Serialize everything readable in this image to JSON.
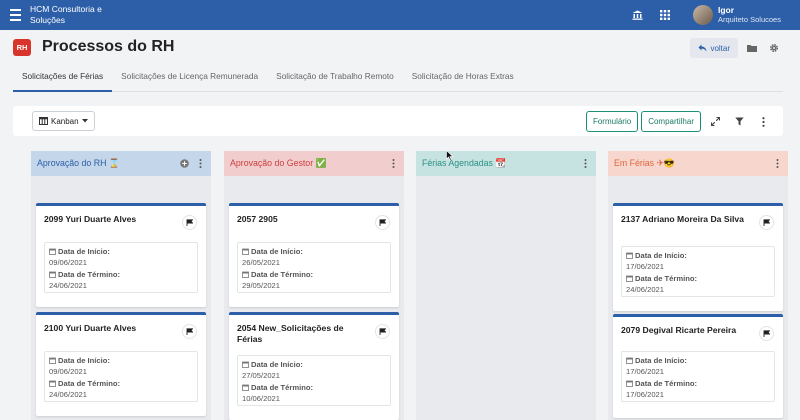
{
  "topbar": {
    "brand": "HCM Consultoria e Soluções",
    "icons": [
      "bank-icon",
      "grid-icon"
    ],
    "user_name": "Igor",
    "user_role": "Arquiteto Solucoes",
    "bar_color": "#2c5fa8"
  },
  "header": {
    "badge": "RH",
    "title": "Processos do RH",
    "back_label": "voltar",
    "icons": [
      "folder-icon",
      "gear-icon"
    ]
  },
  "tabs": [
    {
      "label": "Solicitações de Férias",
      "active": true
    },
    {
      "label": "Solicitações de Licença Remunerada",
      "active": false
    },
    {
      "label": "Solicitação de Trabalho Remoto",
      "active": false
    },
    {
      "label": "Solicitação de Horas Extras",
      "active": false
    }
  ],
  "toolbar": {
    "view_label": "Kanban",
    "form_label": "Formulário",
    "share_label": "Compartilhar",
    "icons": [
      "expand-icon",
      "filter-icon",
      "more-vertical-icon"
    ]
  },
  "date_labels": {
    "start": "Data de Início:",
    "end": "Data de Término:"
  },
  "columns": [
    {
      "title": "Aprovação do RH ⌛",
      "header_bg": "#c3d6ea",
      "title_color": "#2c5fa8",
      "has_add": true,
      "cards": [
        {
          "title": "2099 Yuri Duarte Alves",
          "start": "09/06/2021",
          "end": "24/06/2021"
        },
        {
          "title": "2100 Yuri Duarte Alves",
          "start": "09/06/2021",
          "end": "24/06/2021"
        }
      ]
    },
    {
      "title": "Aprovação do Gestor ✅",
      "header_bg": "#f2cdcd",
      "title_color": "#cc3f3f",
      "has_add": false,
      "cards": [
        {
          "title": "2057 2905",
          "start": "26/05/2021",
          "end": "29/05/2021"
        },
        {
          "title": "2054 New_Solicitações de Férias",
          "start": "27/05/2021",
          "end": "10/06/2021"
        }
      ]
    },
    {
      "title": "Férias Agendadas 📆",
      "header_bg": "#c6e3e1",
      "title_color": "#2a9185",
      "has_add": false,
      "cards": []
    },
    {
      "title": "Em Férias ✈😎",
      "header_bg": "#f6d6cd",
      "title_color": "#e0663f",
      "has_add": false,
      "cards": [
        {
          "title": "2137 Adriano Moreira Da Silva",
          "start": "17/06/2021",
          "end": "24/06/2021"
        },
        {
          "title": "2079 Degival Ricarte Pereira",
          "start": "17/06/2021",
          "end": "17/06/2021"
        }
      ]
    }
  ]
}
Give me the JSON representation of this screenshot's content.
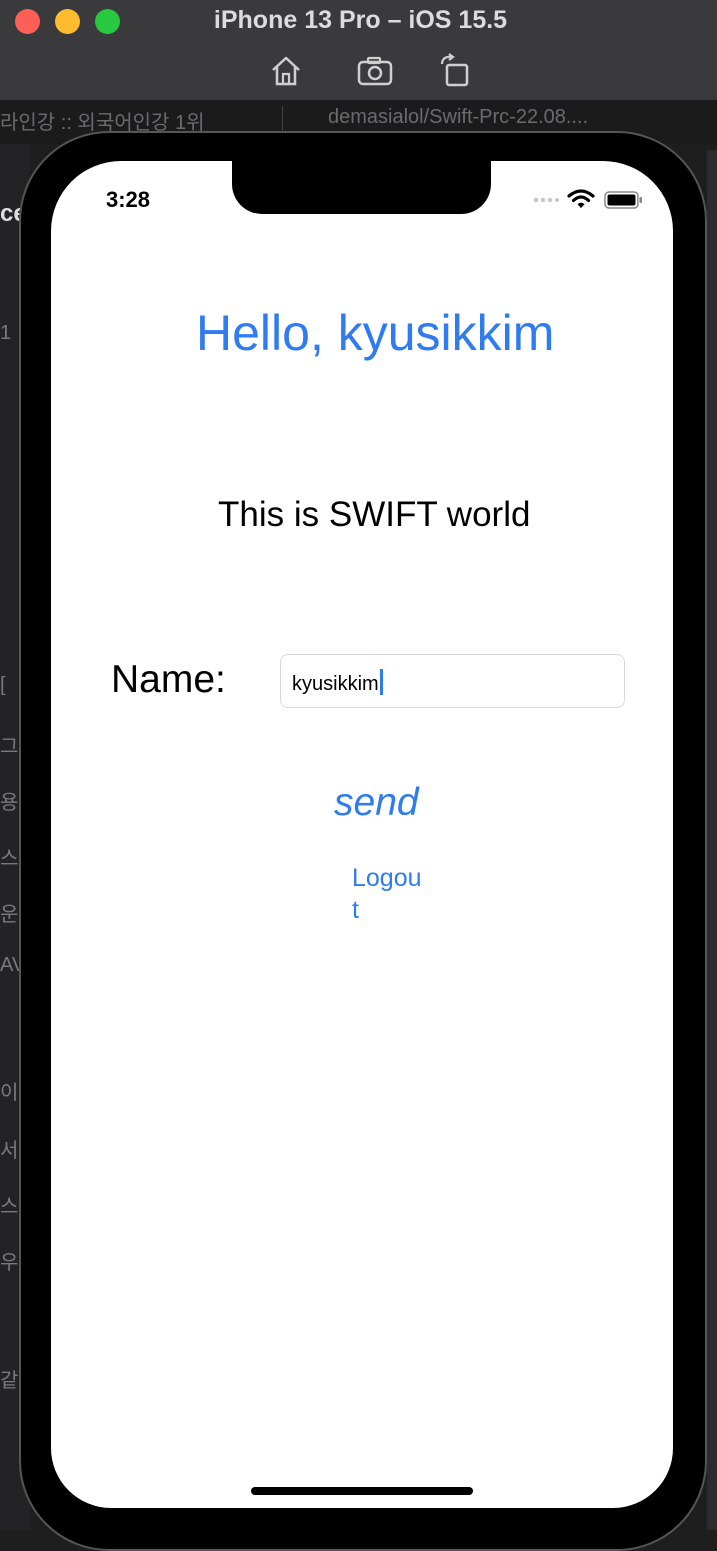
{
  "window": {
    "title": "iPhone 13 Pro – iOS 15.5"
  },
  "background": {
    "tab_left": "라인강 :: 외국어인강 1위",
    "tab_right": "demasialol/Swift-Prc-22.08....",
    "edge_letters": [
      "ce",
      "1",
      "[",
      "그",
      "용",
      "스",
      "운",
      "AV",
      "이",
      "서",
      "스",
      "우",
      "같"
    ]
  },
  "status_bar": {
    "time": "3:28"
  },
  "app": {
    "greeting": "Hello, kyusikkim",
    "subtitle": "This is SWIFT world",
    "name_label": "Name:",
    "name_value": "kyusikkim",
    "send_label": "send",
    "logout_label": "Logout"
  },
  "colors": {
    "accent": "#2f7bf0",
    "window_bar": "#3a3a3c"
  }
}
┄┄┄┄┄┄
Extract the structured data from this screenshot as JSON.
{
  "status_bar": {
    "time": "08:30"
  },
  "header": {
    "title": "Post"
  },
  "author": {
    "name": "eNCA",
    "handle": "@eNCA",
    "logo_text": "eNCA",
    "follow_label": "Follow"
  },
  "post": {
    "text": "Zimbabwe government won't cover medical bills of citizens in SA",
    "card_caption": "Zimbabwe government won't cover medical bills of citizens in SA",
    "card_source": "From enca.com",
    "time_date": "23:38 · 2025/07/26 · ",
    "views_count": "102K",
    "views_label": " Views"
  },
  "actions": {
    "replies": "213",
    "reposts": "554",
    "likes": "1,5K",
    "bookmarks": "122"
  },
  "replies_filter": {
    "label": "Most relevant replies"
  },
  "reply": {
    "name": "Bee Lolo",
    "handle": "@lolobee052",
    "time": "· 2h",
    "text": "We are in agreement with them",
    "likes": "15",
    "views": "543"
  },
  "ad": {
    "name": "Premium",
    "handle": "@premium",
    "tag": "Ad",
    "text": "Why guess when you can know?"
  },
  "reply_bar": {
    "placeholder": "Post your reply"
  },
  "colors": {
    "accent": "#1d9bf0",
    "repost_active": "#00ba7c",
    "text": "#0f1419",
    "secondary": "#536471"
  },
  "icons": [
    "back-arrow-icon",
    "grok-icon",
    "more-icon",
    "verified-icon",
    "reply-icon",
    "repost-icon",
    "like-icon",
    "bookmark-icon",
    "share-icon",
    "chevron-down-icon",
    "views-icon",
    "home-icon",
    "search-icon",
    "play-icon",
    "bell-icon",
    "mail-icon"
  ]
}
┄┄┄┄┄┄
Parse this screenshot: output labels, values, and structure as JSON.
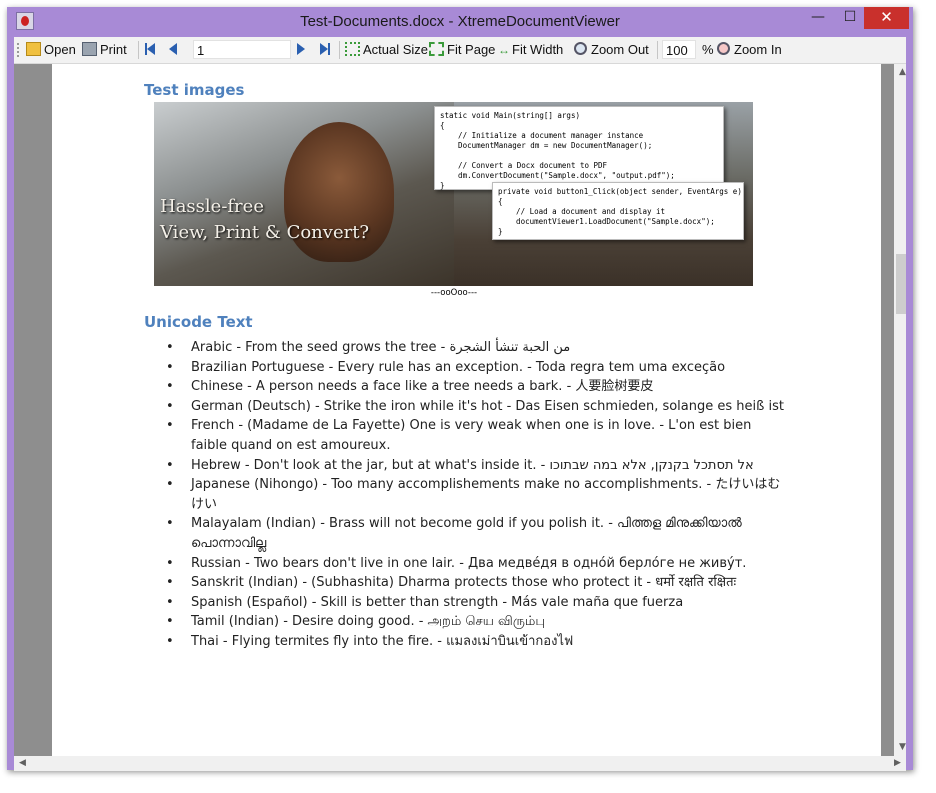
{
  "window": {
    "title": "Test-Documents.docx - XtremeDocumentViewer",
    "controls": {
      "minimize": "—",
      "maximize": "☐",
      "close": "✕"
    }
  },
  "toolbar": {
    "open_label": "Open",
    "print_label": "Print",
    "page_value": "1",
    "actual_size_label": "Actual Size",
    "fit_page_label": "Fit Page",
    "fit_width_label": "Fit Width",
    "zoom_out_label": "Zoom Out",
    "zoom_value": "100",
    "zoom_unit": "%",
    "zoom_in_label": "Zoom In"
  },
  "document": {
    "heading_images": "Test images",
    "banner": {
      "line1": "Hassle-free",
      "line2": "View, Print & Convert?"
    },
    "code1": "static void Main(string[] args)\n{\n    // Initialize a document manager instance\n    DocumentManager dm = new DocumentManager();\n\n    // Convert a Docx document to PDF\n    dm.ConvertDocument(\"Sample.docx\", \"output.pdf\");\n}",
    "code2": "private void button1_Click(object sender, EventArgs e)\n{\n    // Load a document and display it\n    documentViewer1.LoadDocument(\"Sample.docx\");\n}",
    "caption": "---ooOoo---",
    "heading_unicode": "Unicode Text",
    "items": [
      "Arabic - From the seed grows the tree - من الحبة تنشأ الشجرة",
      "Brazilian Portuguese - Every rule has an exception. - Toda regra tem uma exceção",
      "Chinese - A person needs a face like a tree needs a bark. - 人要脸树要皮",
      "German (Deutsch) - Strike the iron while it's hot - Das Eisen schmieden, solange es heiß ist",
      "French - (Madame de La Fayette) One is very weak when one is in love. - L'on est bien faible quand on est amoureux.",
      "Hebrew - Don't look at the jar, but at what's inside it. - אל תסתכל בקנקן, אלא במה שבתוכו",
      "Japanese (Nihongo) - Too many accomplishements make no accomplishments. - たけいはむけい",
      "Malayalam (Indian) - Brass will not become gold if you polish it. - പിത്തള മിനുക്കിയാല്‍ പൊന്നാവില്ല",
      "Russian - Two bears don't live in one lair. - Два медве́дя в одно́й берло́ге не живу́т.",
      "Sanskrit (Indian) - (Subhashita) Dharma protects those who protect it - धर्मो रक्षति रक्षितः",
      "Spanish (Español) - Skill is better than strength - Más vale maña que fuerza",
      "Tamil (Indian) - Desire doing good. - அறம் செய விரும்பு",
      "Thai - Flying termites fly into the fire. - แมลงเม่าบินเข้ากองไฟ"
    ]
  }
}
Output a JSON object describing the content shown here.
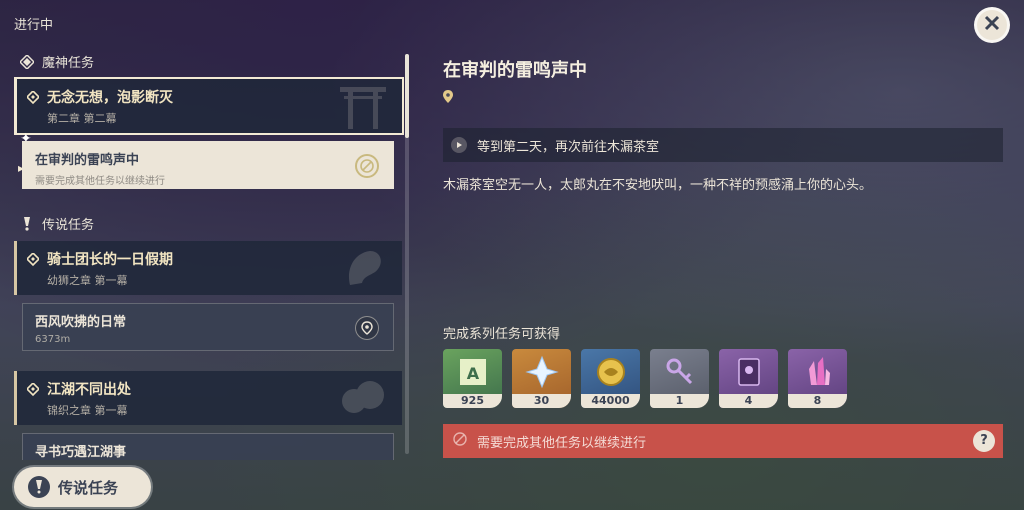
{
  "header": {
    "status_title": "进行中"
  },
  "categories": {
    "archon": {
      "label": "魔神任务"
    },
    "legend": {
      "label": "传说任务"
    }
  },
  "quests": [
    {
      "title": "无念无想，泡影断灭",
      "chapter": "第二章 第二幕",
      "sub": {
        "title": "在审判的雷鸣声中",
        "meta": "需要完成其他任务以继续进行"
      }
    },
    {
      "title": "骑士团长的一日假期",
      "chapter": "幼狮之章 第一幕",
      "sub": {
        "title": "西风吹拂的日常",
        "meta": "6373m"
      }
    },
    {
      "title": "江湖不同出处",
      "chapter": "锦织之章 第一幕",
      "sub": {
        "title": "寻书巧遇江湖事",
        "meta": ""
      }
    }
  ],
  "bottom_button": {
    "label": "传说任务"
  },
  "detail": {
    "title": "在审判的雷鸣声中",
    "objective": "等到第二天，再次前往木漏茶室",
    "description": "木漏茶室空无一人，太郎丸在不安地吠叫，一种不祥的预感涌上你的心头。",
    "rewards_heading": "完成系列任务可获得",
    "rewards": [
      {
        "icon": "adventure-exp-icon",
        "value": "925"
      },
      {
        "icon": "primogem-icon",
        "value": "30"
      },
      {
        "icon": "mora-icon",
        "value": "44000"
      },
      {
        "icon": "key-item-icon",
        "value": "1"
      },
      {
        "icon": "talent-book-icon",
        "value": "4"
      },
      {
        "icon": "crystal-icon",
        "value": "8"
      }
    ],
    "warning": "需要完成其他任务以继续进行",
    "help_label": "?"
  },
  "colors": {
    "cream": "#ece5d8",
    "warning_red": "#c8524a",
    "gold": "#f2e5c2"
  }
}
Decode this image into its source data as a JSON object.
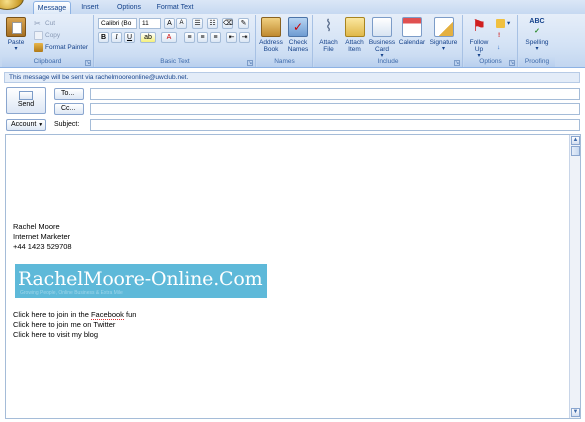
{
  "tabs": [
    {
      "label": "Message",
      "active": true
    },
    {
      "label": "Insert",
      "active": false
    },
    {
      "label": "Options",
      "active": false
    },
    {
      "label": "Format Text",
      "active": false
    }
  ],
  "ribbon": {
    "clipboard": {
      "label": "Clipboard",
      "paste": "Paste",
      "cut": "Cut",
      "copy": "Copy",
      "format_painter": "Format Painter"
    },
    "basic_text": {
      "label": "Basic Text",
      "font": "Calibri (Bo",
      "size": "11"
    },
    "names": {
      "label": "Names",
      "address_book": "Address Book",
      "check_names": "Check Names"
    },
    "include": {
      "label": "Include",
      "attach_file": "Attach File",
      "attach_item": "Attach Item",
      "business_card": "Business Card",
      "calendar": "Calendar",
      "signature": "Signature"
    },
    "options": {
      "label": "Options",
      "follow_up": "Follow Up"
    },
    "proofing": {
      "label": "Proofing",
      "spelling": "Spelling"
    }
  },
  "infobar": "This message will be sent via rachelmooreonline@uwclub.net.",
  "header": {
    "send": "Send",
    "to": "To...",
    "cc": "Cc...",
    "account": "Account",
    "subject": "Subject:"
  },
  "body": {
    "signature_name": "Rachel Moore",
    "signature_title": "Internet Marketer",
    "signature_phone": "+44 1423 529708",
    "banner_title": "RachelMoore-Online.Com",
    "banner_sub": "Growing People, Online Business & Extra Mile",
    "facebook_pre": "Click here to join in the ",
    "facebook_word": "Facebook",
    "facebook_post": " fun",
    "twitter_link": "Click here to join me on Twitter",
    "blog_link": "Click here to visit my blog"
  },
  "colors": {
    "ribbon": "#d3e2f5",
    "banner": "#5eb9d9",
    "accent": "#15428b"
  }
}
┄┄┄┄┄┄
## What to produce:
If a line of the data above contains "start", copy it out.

## Solution for this exercise:
    "start": "Data de Início:",
          "start": "09/06/2021",
          "start": "09/06/2021",
          "start": "26/05/2021",
          "start": "27/05/2021",
          "start": "17/06/2021",
          "start": "17/06/2021",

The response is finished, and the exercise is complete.